Mahajanga is a seaport, the most important one in Madagascar after Toamasina. The marine terminal accommodates containerships and small (150 gross ton) general cargo freighters. Because of limited water depth at the wharf, only small ships can call at the terminal. Deeper-draft ships anchor off the terminal and transfer cargoes to and from barges, which move it to and from the terminal. Severe storms during December of 2006 damaged the bulkhead, allowing water to flow in and wash backfill out from under the terminal's paving blocks. The resulting collapse of pavement blocks has made operations at the terminal less efficient and reduced the storage space available. The largest and most valuable containerized export is frozen shrimp.
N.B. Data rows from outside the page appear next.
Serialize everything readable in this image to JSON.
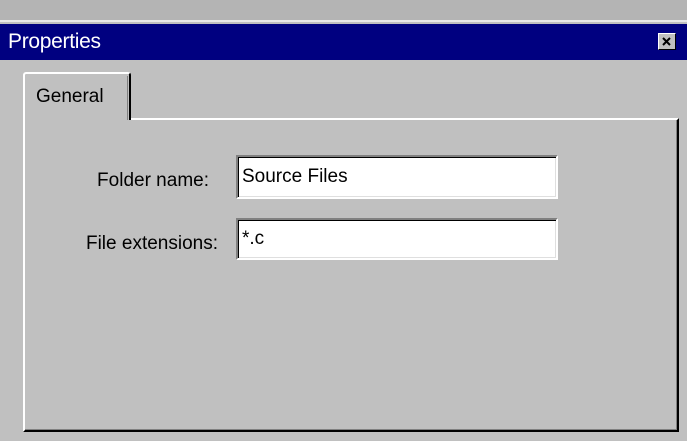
{
  "window": {
    "title": "Properties",
    "close_icon": "close-x-icon"
  },
  "tabs": [
    {
      "label": "General",
      "active": true
    }
  ],
  "form": {
    "folder_name": {
      "label": "Folder name:",
      "value": "Source Files"
    },
    "file_extensions": {
      "label": "File extensions:",
      "value": "*.c"
    }
  },
  "colors": {
    "titlebar": "#000080",
    "face": "#c0c0c0",
    "field_bg": "#ffffff"
  }
}
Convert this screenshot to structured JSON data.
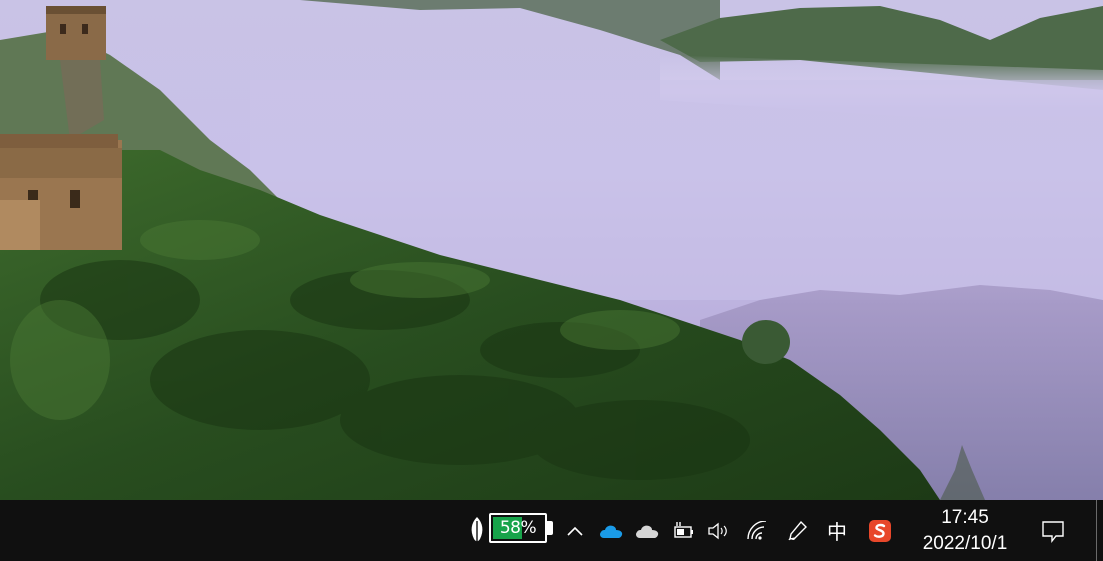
{
  "taskbar": {
    "battery": {
      "percent_label": "58%",
      "level": 0.58,
      "fill_color": "#17a34a"
    },
    "tray": {
      "power_mode_icon": "leaf-icon",
      "overflow_icon": "chevron-up-icon",
      "onedrive_icon": "cloud-icon",
      "onedrive_color": "#1a9be8",
      "weather_icon": "cloud-icon",
      "power_plug_icon": "plug-battery-icon",
      "volume_icon": "speaker-icon",
      "network_icon": "wifi-icon",
      "pen_icon": "pen-icon",
      "ime_label": "中",
      "sogou_icon": "sogou-s-icon",
      "sogou_color": "#e8472a"
    },
    "clock": {
      "time": "17:45",
      "date": "2022/10/1"
    },
    "notification_icon": "action-center-icon"
  }
}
The city is located on the Betsiboka River, which then leads to Bombetoka Bay.
Mahajanga is a favorite tourist destination for both Malagasy tourists and international travelers, with beautiful beaches, a coconut-lined bordwalk (La Boru), and eight months of hot yet virtually rain-free weather.
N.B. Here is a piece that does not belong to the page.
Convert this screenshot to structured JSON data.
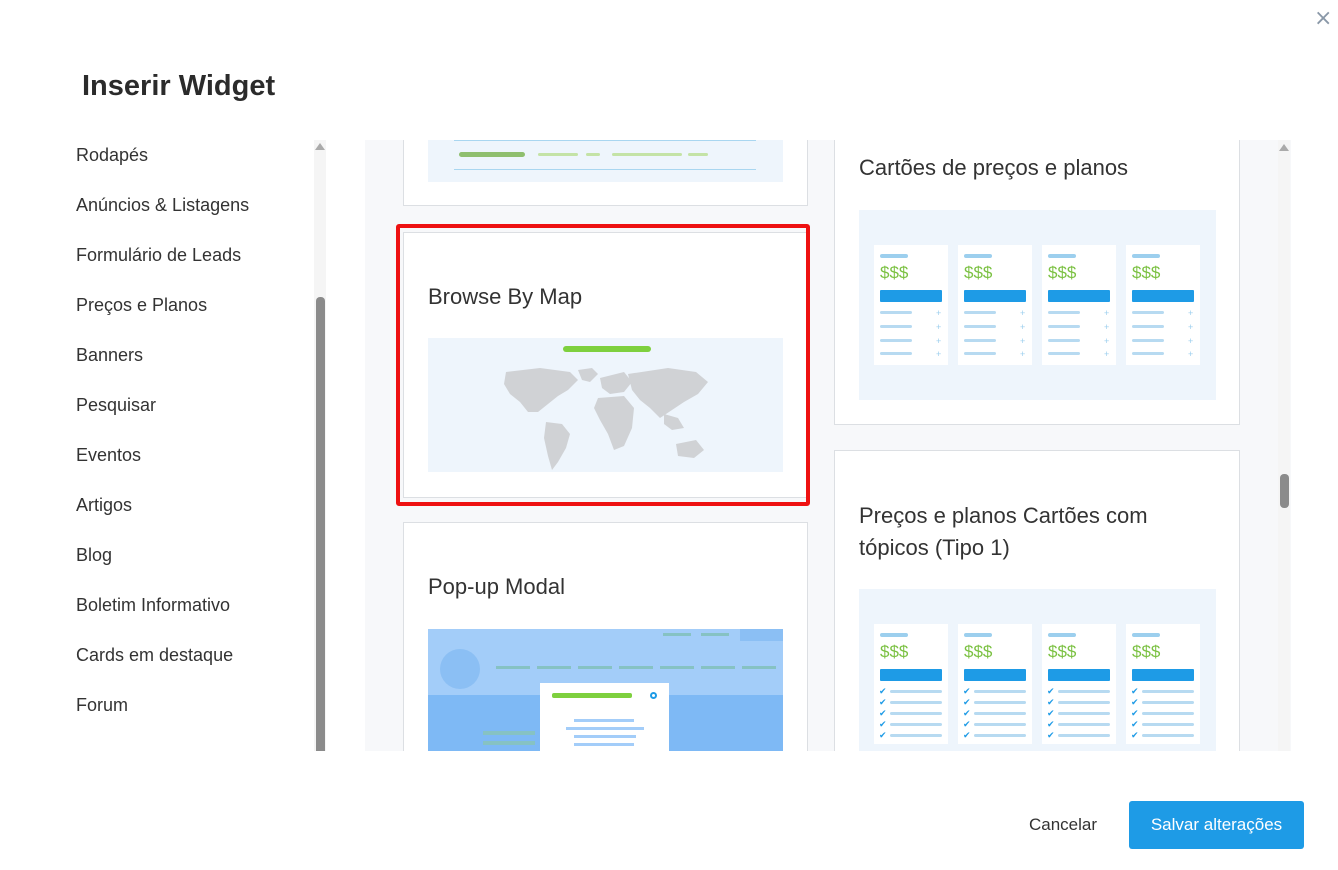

The city has a sizeable muslim population. In 1977, it was the scene of ethnic unrest, forcing the evacuation of the Comorian minority living there.
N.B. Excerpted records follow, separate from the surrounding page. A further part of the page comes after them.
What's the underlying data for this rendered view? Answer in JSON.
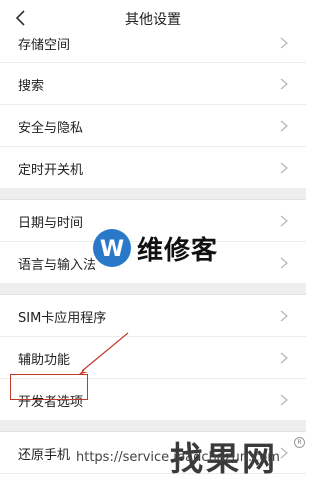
{
  "header": {
    "title": "其他设置"
  },
  "groups": [
    {
      "items": [
        {
          "label": "存储空间"
        },
        {
          "label": "搜索"
        },
        {
          "label": "安全与隐私"
        },
        {
          "label": "定时开关机"
        }
      ]
    },
    {
      "items": [
        {
          "label": "日期与时间"
        },
        {
          "label": "语言与输入法"
        }
      ]
    },
    {
      "items": [
        {
          "label": "SIM卡应用程序"
        },
        {
          "label": "辅助功能"
        },
        {
          "label": "开发者选项"
        }
      ]
    },
    {
      "items": [
        {
          "label": "还原手机"
        }
      ]
    }
  ],
  "watermarks": {
    "logo_text": "维修客",
    "bottom_text": "找果网",
    "url": "https://service.ipadchazun.com"
  },
  "colors": {
    "highlight": "#c0392b",
    "logo_blue": "#2a78c8"
  }
}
In December 2006, a typhoon hit Mahajanga, causing significant damage to the port facilities and to some buildings located on or near the coast.